• Task:
Nothing may be left out of the listing below but its images; repeat the rest exactly.

--- Source data Enclosed Below ---

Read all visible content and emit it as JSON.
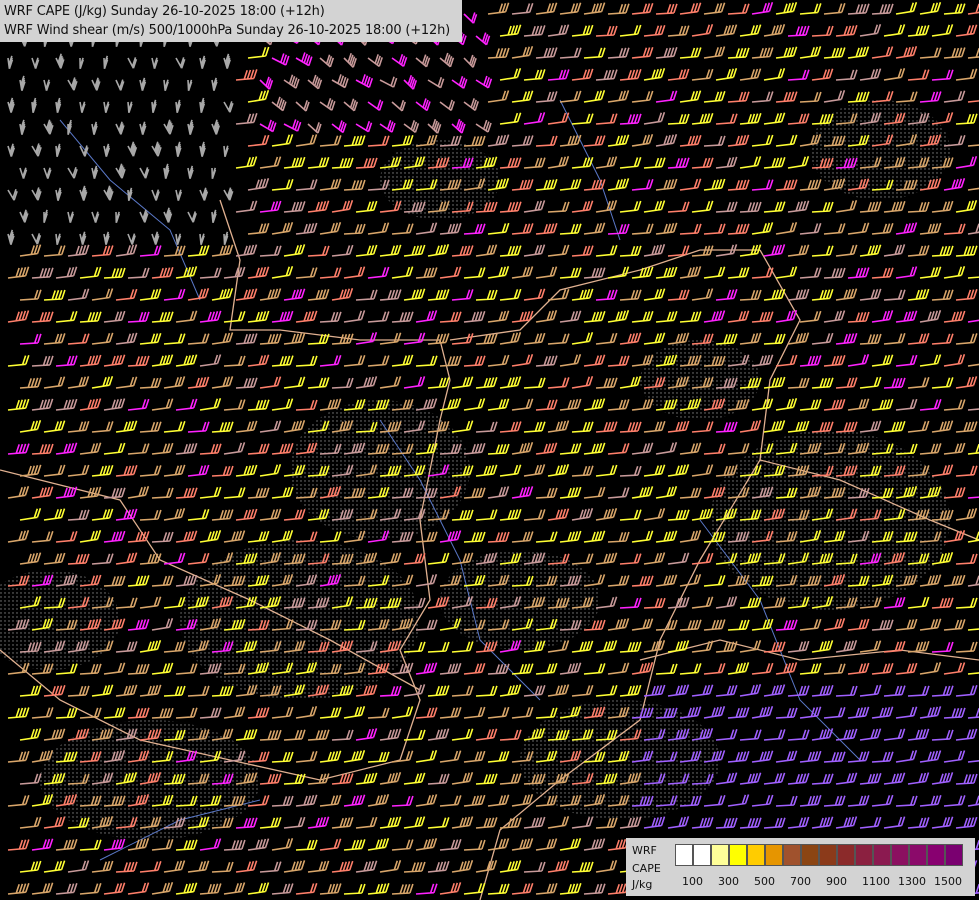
{
  "header": {
    "line1": "WRF CAPE (J/kg) Sunday 26-10-2025 18:00 (+12h)",
    "line2": "WRF Wind shear (m/s) 500/1000hPa Sunday 26-10-2025 18:00 (+12h)"
  },
  "legend": {
    "model": "WRF",
    "field": "CAPE",
    "unit": "J/kg",
    "colors": [
      "#ffffff",
      "#ffffff",
      "#ffff99",
      "#ffff00",
      "#ffcc00",
      "#e69500",
      "#a0522d",
      "#8b4513",
      "#8b3a1a",
      "#8b2a2a",
      "#8b2040",
      "#8b1a50",
      "#8b1060",
      "#8b0a6a",
      "#880070",
      "#7a0070"
    ],
    "ticks": [
      "100",
      "300",
      "500",
      "700",
      "900",
      "1100",
      "1300",
      "1500"
    ]
  },
  "map": {
    "wind_barb_colors": {
      "low": "#c89a9a",
      "grey": "#a8a8a8",
      "tan": "#d9a66a",
      "salmon": "#ff7f6a",
      "yellow": "#ffff33",
      "magenta": "#ff22ff",
      "violet": "#a060ff"
    },
    "border_color": "#e0b090",
    "river_color": "#5a78c8"
  }
}
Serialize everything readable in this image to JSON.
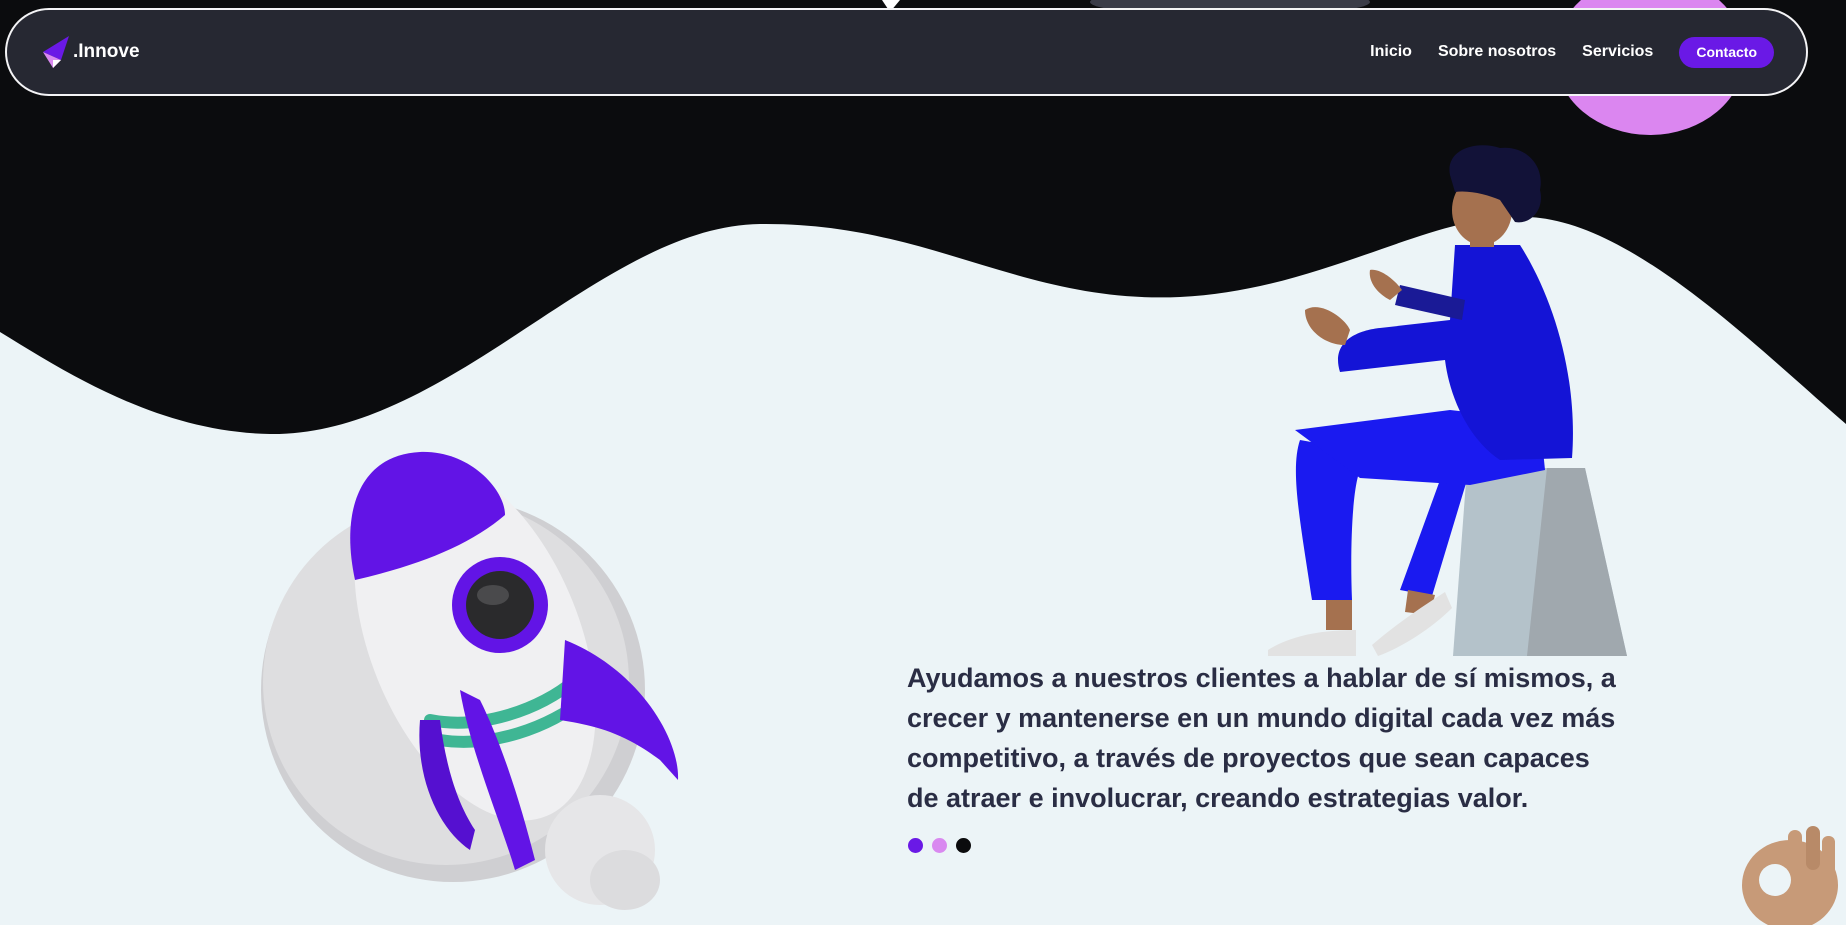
{
  "brand": {
    "name": ".Innove"
  },
  "nav": {
    "links": [
      "Inicio",
      "Sobre nosotros",
      "Servicios"
    ],
    "contact": "Contacto"
  },
  "hero": {
    "headline": "Ayudamos a nuestros clientes a hablar de sí mismos, a crecer y mantenerse en un mundo digital cada vez más competitivo, a través de proyectos que sean capaces de atraer e involucrar, creando estrategias valor."
  },
  "carousel": {
    "dot_colors": [
      "#6a19e6",
      "#d989f0",
      "#0b0b0d"
    ],
    "active_index": 0
  },
  "colors": {
    "dark_bg": "#0b0c0e",
    "light_bg": "#ecf4f7",
    "nav_bg": "#262832",
    "accent": "#6a19e6",
    "pink": "#db86f0",
    "text": "#2a2d44"
  },
  "icons": [
    "logo-icon",
    "rocket-illustration",
    "person-sitting-illustration",
    "ok-hand-emoji"
  ]
}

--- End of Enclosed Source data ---

• Completed task:
Read all visible content and emit it as JSON.
{
  "header": {
    "line1": "WRF CAPE (J/kg) Sunday 26-10-2025 18:00 (+12h)",
    "line2": "WRF Wind shear (m/s) 500/1000hPa Sunday 26-10-2025 18:00 (+12h)"
  },
  "legend": {
    "model": "WRF",
    "field": "CAPE",
    "unit": "J/kg",
    "colors": [
      "#ffffff",
      "#ffffff",
      "#ffff99",
      "#ffff00",
      "#ffcc00",
      "#e69500",
      "#a0522d",
      "#8b4513",
      "#8b3a1a",
      "#8b2a2a",
      "#8b2040",
      "#8b1a50",
      "#8b1060",
      "#8b0a6a",
      "#880070",
      "#7a0070"
    ],
    "ticks": [
      "100",
      "300",
      "500",
      "700",
      "900",
      "1100",
      "1300",
      "1500"
    ]
  },
  "map": {
    "wind_barb_colors": {
      "low": "#c89a9a",
      "grey": "#a8a8a8",
      "tan": "#d9a66a",
      "salmon": "#ff7f6a",
      "yellow": "#ffff33",
      "magenta": "#ff22ff",
      "violet": "#a060ff"
    },
    "border_color": "#e0b090",
    "river_color": "#5a78c8"
  }
}
Serialize everything readable in this image to JSON.
{
  "brand": {
    "name": ".Innove"
  },
  "nav": {
    "links": [
      "Inicio",
      "Sobre nosotros",
      "Servicios"
    ],
    "contact": "Contacto"
  },
  "hero": {
    "headline": "Ayudamos a nuestros clientes a hablar de sí mismos, a crecer y mantenerse en un mundo digital cada vez más competitivo, a través de proyectos que sean capaces de atraer e involucrar, creando estrategias valor."
  },
  "carousel": {
    "dot_colors": [
      "#6a19e6",
      "#d989f0",
      "#0b0b0d"
    ],
    "active_index": 0
  },
  "colors": {
    "dark_bg": "#0b0c0e",
    "light_bg": "#ecf4f7",
    "nav_bg": "#262832",
    "accent": "#6a19e6",
    "pink": "#db86f0",
    "text": "#2a2d44"
  },
  "icons": [
    "logo-icon",
    "rocket-illustration",
    "person-sitting-illustration",
    "ok-hand-emoji"
  ]
}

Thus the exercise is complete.